But when asked how to pay for improvements in transit and highways, Americans said no to higher gas and sales taxes.
They supported having developers and commercial land owners foot the bill for new rail lines or stations, and they were OK with highway tolls to make users pay.
"They back systems that would require others to pay," the NRDC researchers reported, "but are leery of a broad-based approach like a sales tax."
In Bucks and Montgomery Counties, where public transit use is higher than the national average, resistance was lower to paying higher taxes for public transit.
Respondents there were split 49-48 on a five-cent-a-gallon gas-tax hike.
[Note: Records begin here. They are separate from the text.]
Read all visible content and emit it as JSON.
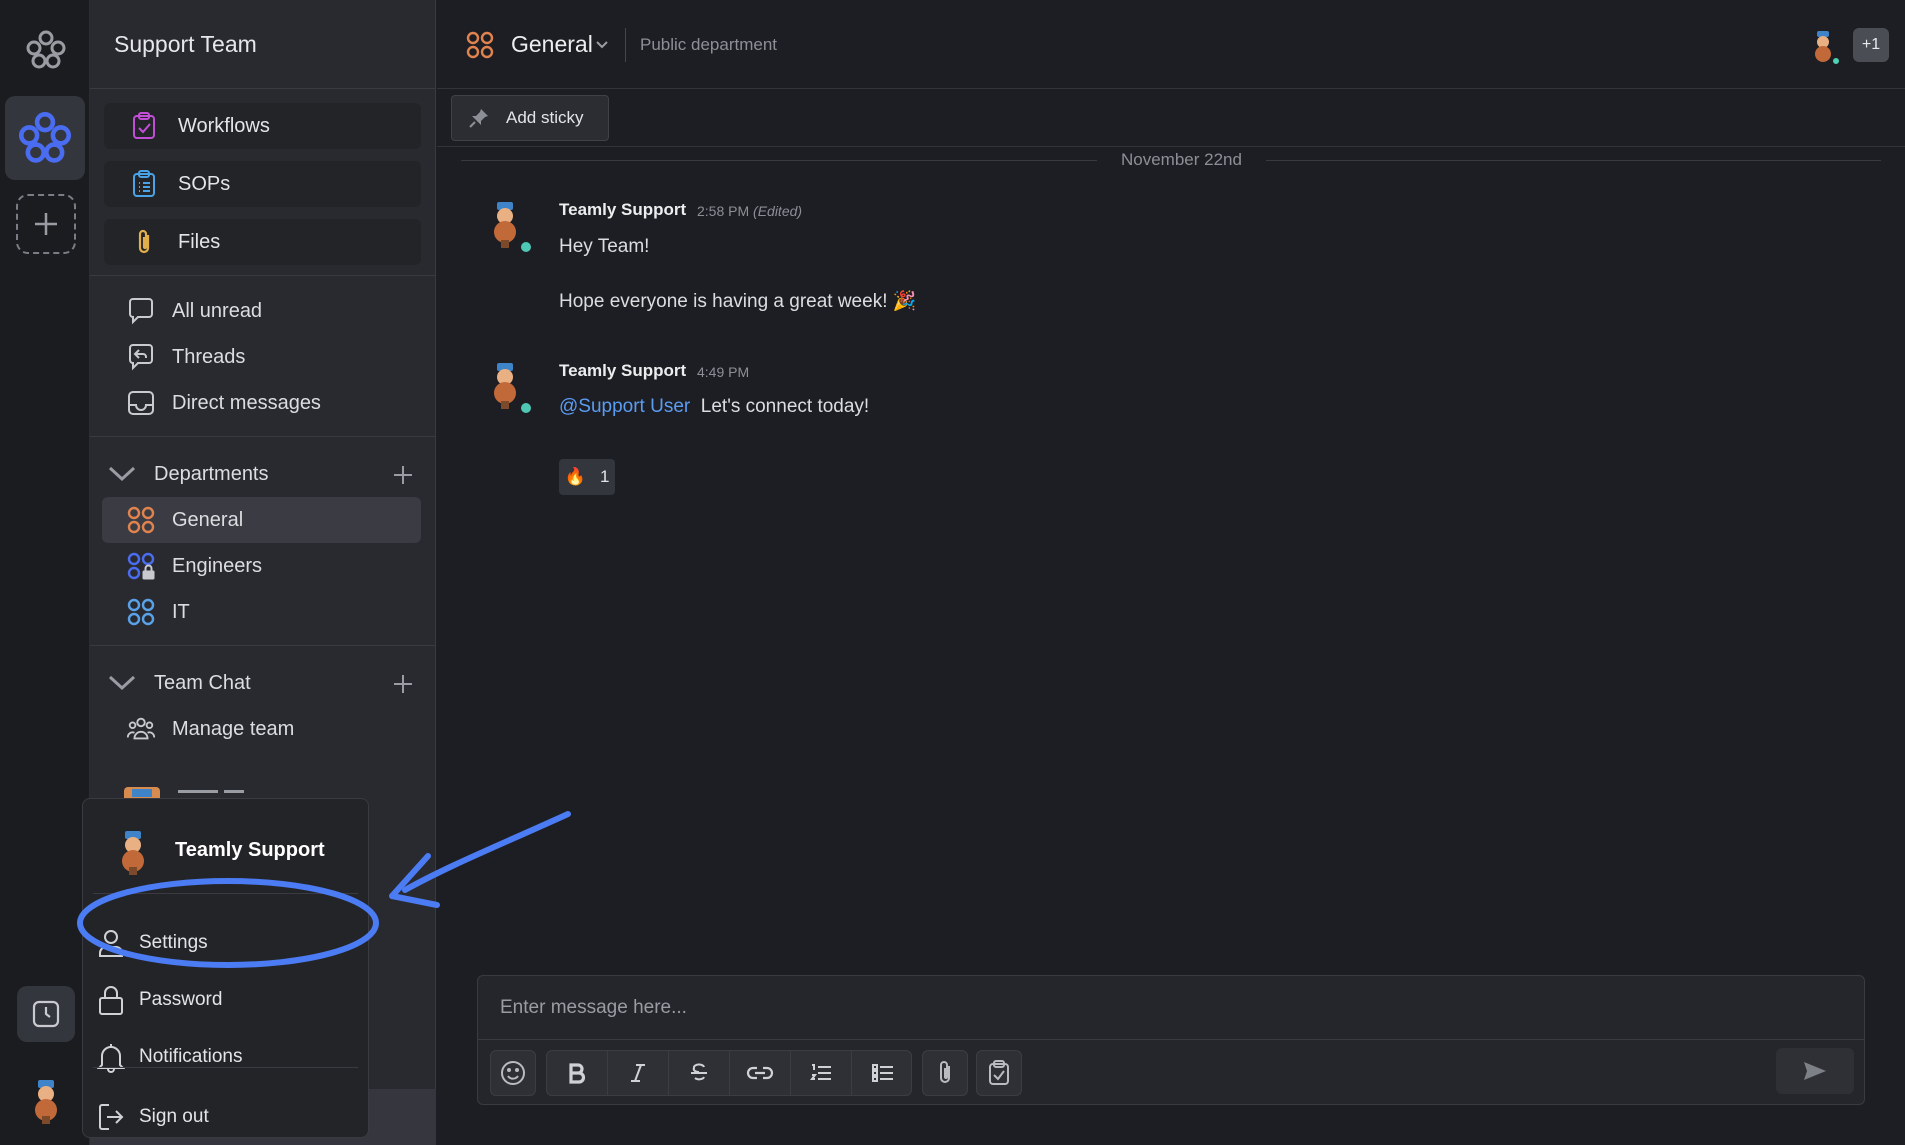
{
  "workspace": {
    "title": "Support Team"
  },
  "sidebar": {
    "tools": [
      {
        "label": "Workflows",
        "icon": "workflows-icon"
      },
      {
        "label": "SOPs",
        "icon": "sops-icon"
      },
      {
        "label": "Files",
        "icon": "paperclip-icon"
      }
    ],
    "nav": [
      {
        "label": "All unread",
        "icon": "chat-bubble-icon"
      },
      {
        "label": "Threads",
        "icon": "threads-icon"
      },
      {
        "label": "Direct messages",
        "icon": "inbox-icon"
      }
    ],
    "departments": {
      "title": "Departments",
      "items": [
        {
          "label": "General",
          "color": "#e0834e",
          "active": true
        },
        {
          "label": "Engineers",
          "color": "#4a6cf0",
          "locked": true
        },
        {
          "label": "IT",
          "color": "#5aa2e8"
        }
      ]
    },
    "team_chat": {
      "title": "Team Chat",
      "items": [
        {
          "label": "Manage team",
          "icon": "team-icon"
        }
      ]
    }
  },
  "channel": {
    "name": "General",
    "type": "Public department",
    "member_count": "+1"
  },
  "toolbar": {
    "sticky_label": "Add sticky"
  },
  "messages": {
    "date": "November 22nd",
    "items": [
      {
        "author": "Teamly Support",
        "time": "2:58 PM",
        "edited": "(Edited)",
        "lines": [
          "Hey Team!",
          "Hope everyone is having a great week! 🎉"
        ]
      },
      {
        "author": "Teamly Support",
        "time": "4:49 PM",
        "mention": "@Support User",
        "text": "Let's connect today!",
        "reaction": {
          "emoji": "🔥",
          "count": "1"
        }
      }
    ]
  },
  "composer": {
    "placeholder": "Enter message here..."
  },
  "profile_menu": {
    "user": "Teamly Support",
    "items": [
      {
        "label": "Settings",
        "icon": "user-icon"
      },
      {
        "label": "Password",
        "icon": "lock-icon"
      },
      {
        "label": "Notifications",
        "icon": "bell-icon"
      },
      {
        "label": "Sign out",
        "icon": "sign-out-icon"
      }
    ]
  },
  "colors": {
    "accent": "#4a6cf0",
    "link": "#5b9cf3",
    "online": "#4fc7b5",
    "annotation": "#4b7cf3"
  }
}
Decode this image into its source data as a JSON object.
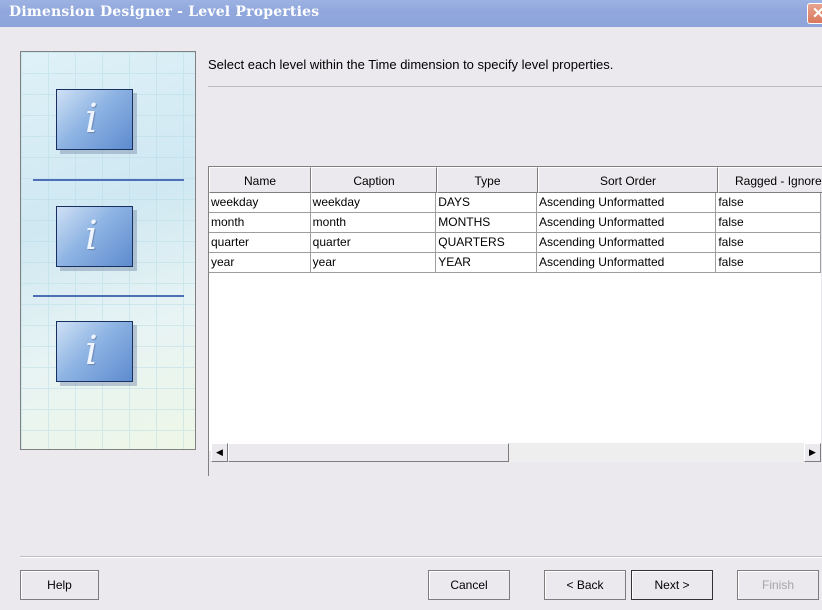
{
  "window": {
    "title": "Dimension Designer - Level Properties"
  },
  "instruction": "Select each level within the Time dimension to specify level properties.",
  "icons": {
    "panel": [
      "info-icon",
      "info-icon",
      "info-icon"
    ],
    "close": "close-icon",
    "glyph": "i"
  },
  "table": {
    "columns": [
      "Name",
      "Caption",
      "Type",
      "Sort Order",
      "Ragged - Ignore"
    ],
    "rows": [
      [
        "weekday",
        "weekday",
        "DAYS",
        "Ascending Unformatted",
        "false"
      ],
      [
        "month",
        "month",
        "MONTHS",
        "Ascending Unformatted",
        "false"
      ],
      [
        "quarter",
        "quarter",
        "QUARTERS",
        "Ascending Unformatted",
        "false"
      ],
      [
        "year",
        "year",
        "YEAR",
        "Ascending Unformatted",
        "false"
      ]
    ]
  },
  "buttons": {
    "help": "Help",
    "cancel": "Cancel",
    "back": "< Back",
    "next": "Next >",
    "finish": "Finish"
  },
  "colors": {
    "title_bar": "#90a7dc",
    "dialog_bg": "#ebe9ed",
    "close": "#d8775c"
  }
}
They also supported a one-half-cent increase in the sales tax for transportation improvements, by a ratio of 55 percent to 41 percent.
In addition to the survey, the pollsters also conducted focus groups in three metro areas, including the Philadelphia suburbs, and they reported: "The immediate and overwhelmingly negative reaction to a gas tax cannot be overstated."
"One Philadelphia-area woman burst out, 'Oh, dear God!' upon being queried about a gas tax, and the immediate reaction was immediate and negative across all the groups.
"There was a strong sense that the timing for a gas-tax increase is wrong - when the price of gas is already so high and many feel it will go higher."
The issue is hot in Pennsylvania, where political leaders have been debating for months how to increase funding for roads, bridges, and transit, with Gov. Corbett's acknowledging the need for more money but adamantly opposing any increase in the state gasoline tax.
Corbett's own transportation-funding advisory commission last year identified a shortfall of $3.5 billion a year in needed funding as of 2010, growing by about $1 million a day.
So Pennsylvania's annual transportation-funding gap now stands at about $4.4 billion.
Corbett's commission recommended the state increase motor-vehicle registration and license fees and raise a component of the gas tax to produce $2.5 billion more a year for highways, bridges, and mass transit.
Rob Perks, transportation-advocacy director for the NRDC, said voters more often supported specific tax increases for specific local projects than general tax increases.
The NRDC survey of 800 likely voters nationwide and 150 likely voters in Bucks and Montgomery Counties found wide support for increasing public transit rather than building more roads to relieve congestion and reduce pollution.
But the survey also found many people resistant to using public transit because they liked driving or because they have found transit inconvenient.
There was a partisan cast to the findings: Democrats were far more likely than Republicans to support an increase in local public-transit spending.
The survey was conducted from June 24 to July 1, with a margin of error of plus or minus 3.8 percent in the national poll and plus or minus 8.0 percent in the Montgomery and Bucks poll.
Contact Paul Nussbaum
at 215-854-4587 or email@example.com.